### Problem details:
Restate the records underneath, keeping each one exactly the same.

......

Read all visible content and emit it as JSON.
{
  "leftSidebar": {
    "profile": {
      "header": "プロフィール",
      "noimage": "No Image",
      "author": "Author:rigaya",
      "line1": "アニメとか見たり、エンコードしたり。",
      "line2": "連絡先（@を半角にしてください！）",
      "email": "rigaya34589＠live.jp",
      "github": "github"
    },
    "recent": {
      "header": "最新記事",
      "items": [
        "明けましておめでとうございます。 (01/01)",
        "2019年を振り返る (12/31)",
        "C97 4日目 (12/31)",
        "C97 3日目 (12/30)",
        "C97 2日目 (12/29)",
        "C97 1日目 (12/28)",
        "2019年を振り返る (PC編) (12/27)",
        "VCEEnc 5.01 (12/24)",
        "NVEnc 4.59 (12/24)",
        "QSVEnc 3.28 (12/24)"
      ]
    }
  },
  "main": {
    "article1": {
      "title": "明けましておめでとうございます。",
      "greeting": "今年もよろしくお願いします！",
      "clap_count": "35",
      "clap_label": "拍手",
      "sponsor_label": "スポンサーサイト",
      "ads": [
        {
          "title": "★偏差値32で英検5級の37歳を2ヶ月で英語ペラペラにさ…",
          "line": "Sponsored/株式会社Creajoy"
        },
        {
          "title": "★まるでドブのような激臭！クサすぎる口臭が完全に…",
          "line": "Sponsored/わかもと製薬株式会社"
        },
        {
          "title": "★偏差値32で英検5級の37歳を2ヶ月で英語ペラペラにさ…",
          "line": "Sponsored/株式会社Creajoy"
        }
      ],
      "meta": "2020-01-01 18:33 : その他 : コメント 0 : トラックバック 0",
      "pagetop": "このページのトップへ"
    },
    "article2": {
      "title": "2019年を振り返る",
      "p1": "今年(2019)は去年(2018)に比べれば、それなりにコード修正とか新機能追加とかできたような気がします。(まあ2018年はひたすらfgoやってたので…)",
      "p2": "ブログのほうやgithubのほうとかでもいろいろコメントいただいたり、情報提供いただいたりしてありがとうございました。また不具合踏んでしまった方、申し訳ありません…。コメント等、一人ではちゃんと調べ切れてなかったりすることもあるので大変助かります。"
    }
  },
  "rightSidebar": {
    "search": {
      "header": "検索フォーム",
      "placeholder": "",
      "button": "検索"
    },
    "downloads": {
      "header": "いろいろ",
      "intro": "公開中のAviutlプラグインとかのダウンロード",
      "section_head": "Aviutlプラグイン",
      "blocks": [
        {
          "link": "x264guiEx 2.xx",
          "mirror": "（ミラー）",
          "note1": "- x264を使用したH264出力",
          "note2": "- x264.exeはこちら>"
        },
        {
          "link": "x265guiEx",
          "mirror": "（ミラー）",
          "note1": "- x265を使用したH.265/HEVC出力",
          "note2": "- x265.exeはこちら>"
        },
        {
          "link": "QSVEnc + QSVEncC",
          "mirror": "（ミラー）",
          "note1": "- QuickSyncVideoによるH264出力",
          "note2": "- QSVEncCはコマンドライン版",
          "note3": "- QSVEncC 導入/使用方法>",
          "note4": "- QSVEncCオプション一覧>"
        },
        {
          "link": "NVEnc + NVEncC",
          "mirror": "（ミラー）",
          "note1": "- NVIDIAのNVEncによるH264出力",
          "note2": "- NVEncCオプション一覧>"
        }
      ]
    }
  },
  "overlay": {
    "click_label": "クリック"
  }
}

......

### Exercise result:
Read all visible content and emit it as JSON.
{
  "leftSidebar": {
    "profile": {
      "header": "プロフィール",
      "noimage": "No Image",
      "author": "Author:rigaya",
      "line1": "アニメとか見たり、エンコードしたり。",
      "line2": "連絡先（@を半角にしてください！）",
      "email": "rigaya34589＠live.jp",
      "github": "github"
    },
    "recent": {
      "header": "最新記事",
      "items": [
        "明けましておめでとうございます。 (01/01)",
        "2019年を振り返る (12/31)",
        "C97 4日目 (12/31)",
        "C97 3日目 (12/30)",
        "C97 2日目 (12/29)",
        "C97 1日目 (12/28)",
        "2019年を振り返る (PC編) (12/27)",
        "VCEEnc 5.01 (12/24)",
        "NVEnc 4.59 (12/24)",
        "QSVEnc 3.28 (12/24)"
      ]
    }
  },
  "main": {
    "article1": {
      "title": "明けましておめでとうございます。",
      "greeting": "今年もよろしくお願いします！",
      "clap_count": "35",
      "clap_label": "拍手",
      "sponsor_label": "スポンサーサイト",
      "ads": [
        {
          "title": "★偏差値32で英検5級の37歳を2ヶ月で英語ペラペラにさ…",
          "line": "Sponsored/株式会社Creajoy"
        },
        {
          "title": "★まるでドブのような激臭！クサすぎる口臭が完全に…",
          "line": "Sponsored/わかもと製薬株式会社"
        },
        {
          "title": "★偏差値32で英検5級の37歳を2ヶ月で英語ペラペラにさ…",
          "line": "Sponsored/株式会社Creajoy"
        }
      ],
      "meta": "2020-01-01 18:33 : その他 : コメント 0 : トラックバック 0",
      "pagetop": "このページのトップへ"
    },
    "article2": {
      "title": "2019年を振り返る",
      "p1": "今年(2019)は去年(2018)に比べれば、それなりにコード修正とか新機能追加とかできたような気がします。(まあ2018年はひたすらfgoやってたので…)",
      "p2": "ブログのほうやgithubのほうとかでもいろいろコメントいただいたり、情報提供いただいたりしてありがとうございました。また不具合踏んでしまった方、申し訳ありません…。コメント等、一人ではちゃんと調べ切れてなかったりすることもあるので大変助かります。"
    }
  },
  "rightSidebar": {
    "search": {
      "header": "検索フォーム",
      "placeholder": "",
      "button": "検索"
    },
    "downloads": {
      "header": "いろいろ",
      "intro": "公開中のAviutlプラグインとかのダウンロード",
      "section_head": "Aviutlプラグイン",
      "blocks": [
        {
          "link": "x264guiEx 2.xx",
          "mirror": "（ミラー）",
          "note1": "- x264を使用したH264出力",
          "note2": "- x264.exeはこちら>"
        },
        {
          "link": "x265guiEx",
          "mirror": "（ミラー）",
          "note1": "- x265を使用したH.265/HEVC出力",
          "note2": "- x265.exeはこちら>"
        },
        {
          "link": "QSVEnc + QSVEncC",
          "mirror": "（ミラー）",
          "note1": "- QuickSyncVideoによるH264出力",
          "note2": "- QSVEncCはコマンドライン版",
          "note3": "- QSVEncC 導入/使用方法>",
          "note4": "- QSVEncCオプション一覧>"
        },
        {
          "link": "NVEnc + NVEncC",
          "mirror": "（ミラー）",
          "note1": "- NVIDIAのNVEncによるH264出力",
          "note2": "- NVEncCオプション一覧>"
        }
      ]
    }
  },
  "overlay": {
    "click_label": "クリック"
  }
}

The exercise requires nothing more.